→ EXERCISE OBJECTIVE
Copy all the lines of the data that include the word "icon".

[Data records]
▽
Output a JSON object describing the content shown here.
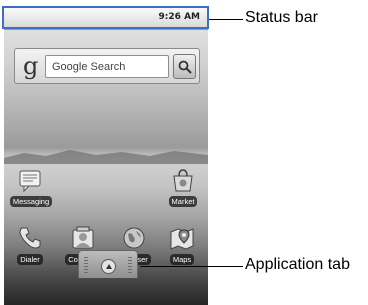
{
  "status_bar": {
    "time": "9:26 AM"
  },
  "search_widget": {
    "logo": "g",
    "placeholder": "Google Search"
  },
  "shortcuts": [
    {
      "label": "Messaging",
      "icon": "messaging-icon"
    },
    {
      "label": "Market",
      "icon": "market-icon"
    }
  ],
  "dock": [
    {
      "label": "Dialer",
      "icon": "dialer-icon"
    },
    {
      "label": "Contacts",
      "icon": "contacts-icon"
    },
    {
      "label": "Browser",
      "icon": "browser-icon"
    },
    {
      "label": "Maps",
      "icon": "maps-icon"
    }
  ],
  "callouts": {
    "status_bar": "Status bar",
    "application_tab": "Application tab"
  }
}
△
→ EXERCISE RESULT
      "icon": "messaging-icon"
      "icon": "market-icon"
      "icon": "dialer-icon"
      "icon": "contacts-icon"
      "icon": "browser-icon"
      "icon": "maps-icon"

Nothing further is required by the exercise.